“There will never be a cheaper time to build than now,” added Josh Gerken, Vice President for Campus Panning, University of Texas San Antonio. “Construction costs are only going to continue to increase. Not doing anything is not necessarily the best answer.”

Another way to reduce costs is through value engineering and deciding what the most important characteristics are in the construction of a building right now. This allows the developer to trade off some of the features desired to get the building delivered now versus years from now.

For schools that cannot build fast enough, leasing or buying an existing building close to campus can solve the immediate problem. A few years ago, Purdue University in Indiana had an immediate need for beds and entered master leases with existing properties proximate to campus.

“They look and feel like residence halls, but they were private apartments,” said Rob Wynkoop, Vice President for Auxiliary Services at Purdue. “After several years of leasing beds from one property across the street from campus, we purchased the building, which added more than 800 permanent beds. In the future, we have the option to safely add to the density of this building and significantly increase the occupancy if we choose to.”

This strategy does pit colleges and universities against other student housing investors, which is a risk given the increasing demand for the asset class. Transactions for student housing increased 79 percent in the first half of 2022, nearing all-time highs and pushing the sale price per unit nationally from $205,000 per unit in the first half of 2021 to $213,000 per unit in the first half of 2022. Additionally, cross-border increasingly targets the sector.

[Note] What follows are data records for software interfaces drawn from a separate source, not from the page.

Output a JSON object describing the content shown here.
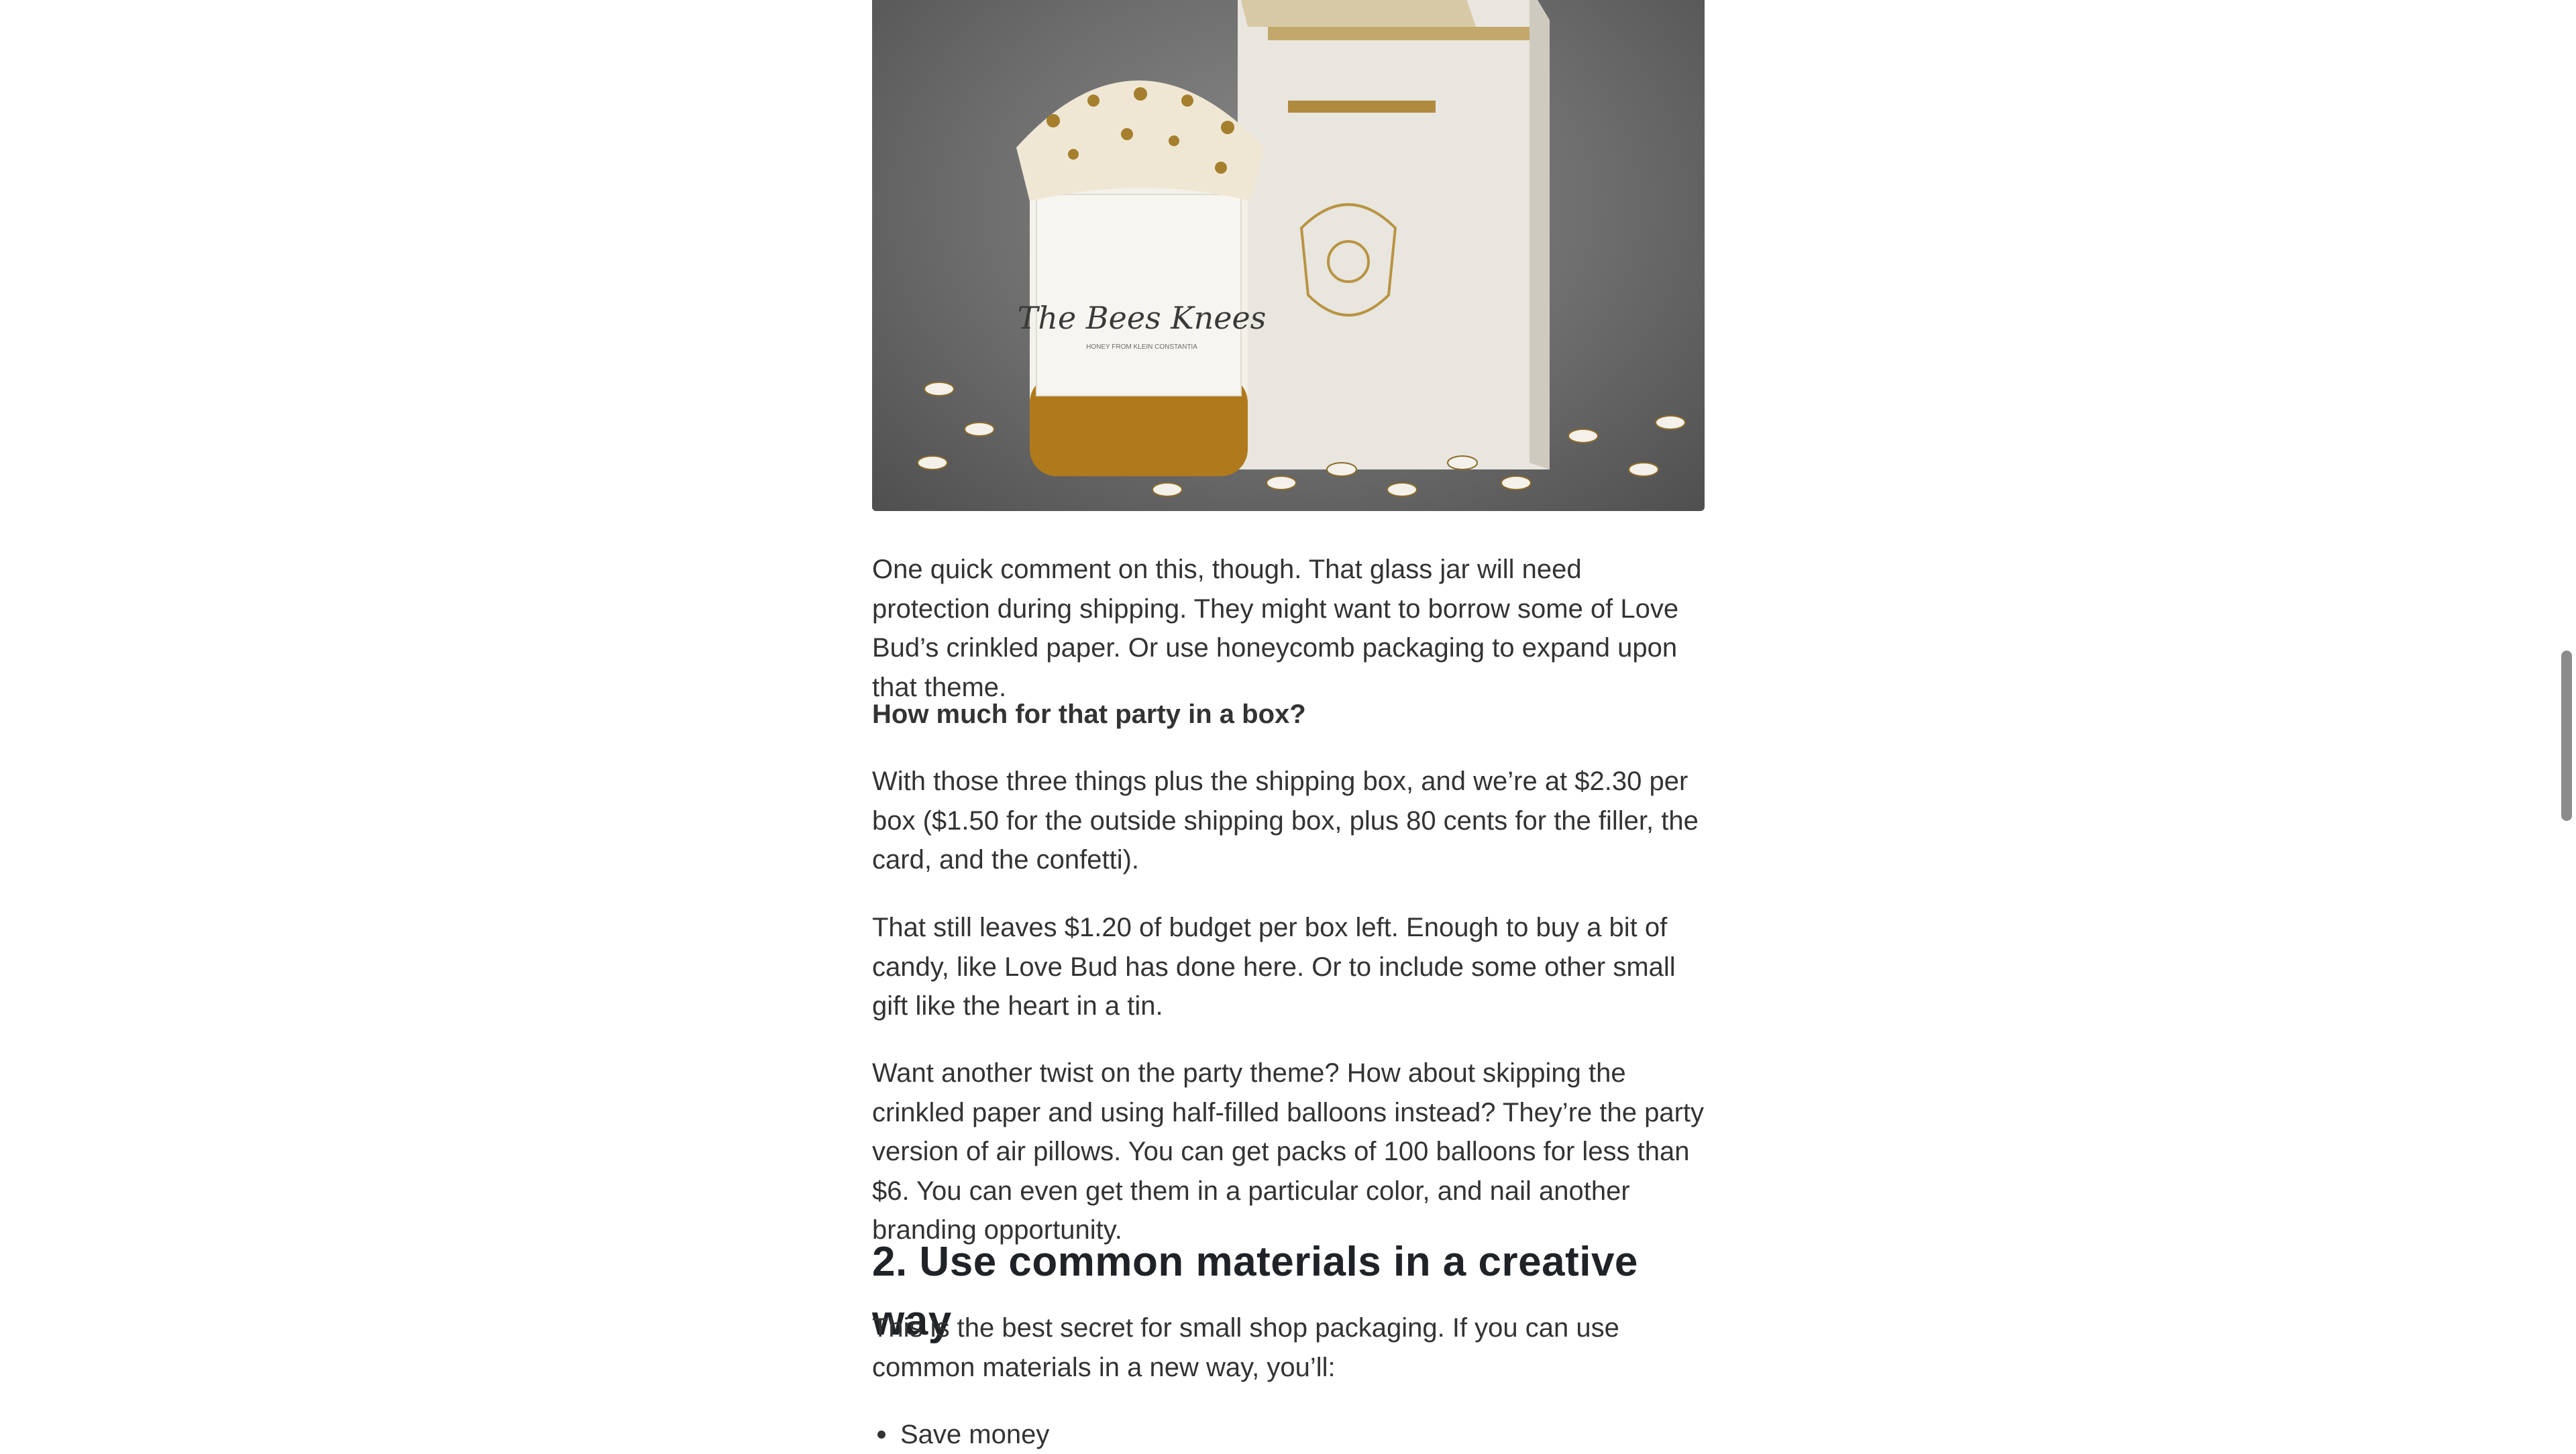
{
  "hero": {
    "jar_label": "The Bees Knees",
    "jar_sublabel": "HONEY FROM KLEIN CONSTANTIA"
  },
  "content": {
    "p1": "One quick comment on this, though. That glass jar will need protection during shipping. They might want to borrow some of Love Bud’s crinkled paper. Or use honeycomb packaging to expand upon that theme.",
    "p2": "How much for that party in a box?",
    "p3": "With those three things plus the shipping box, and we’re at $2.30 per box ($1.50 for the outside shipping box, plus 80 cents for the filler, the card, and the confetti).",
    "p4": "That still leaves $1.20 of budget per box left. Enough to buy a bit of candy, like Love Bud has done here. Or to include some other small gift like the heart in a tin.",
    "p5": "Want another twist on the party theme? How about skipping the crinkled paper and using half-filled balloons instead? They’re the party version of air pillows. You can get packs of 100 balloons for less than $6. You can even get them in a particular color, and nail another branding opportunity.",
    "h2": "2. Use common materials in a creative way",
    "p6": "This is the best secret for small shop packaging. If you can use common materials in a new way, you’ll:",
    "list": [
      "Save money"
    ]
  },
  "colors": {
    "text": "#333333",
    "heading": "#1f2328",
    "scrollbar": "#8c8c8c"
  }
}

“Student housing has emerged from the pandemic as a highly sought-after alternative asset class that is attracting traditional investors as well as new entrants to the space,” said Teddy Leatherman, Senior Director, Capital Markets, JLL. “The sector is seen as recession proof, as every lease has a parental guarantee and people tend to go back to school during economic downturns. Additionally, student housing tends to trade at a premium compared to traditional multifamily so investors aren’t experiencing as much negative leverage.”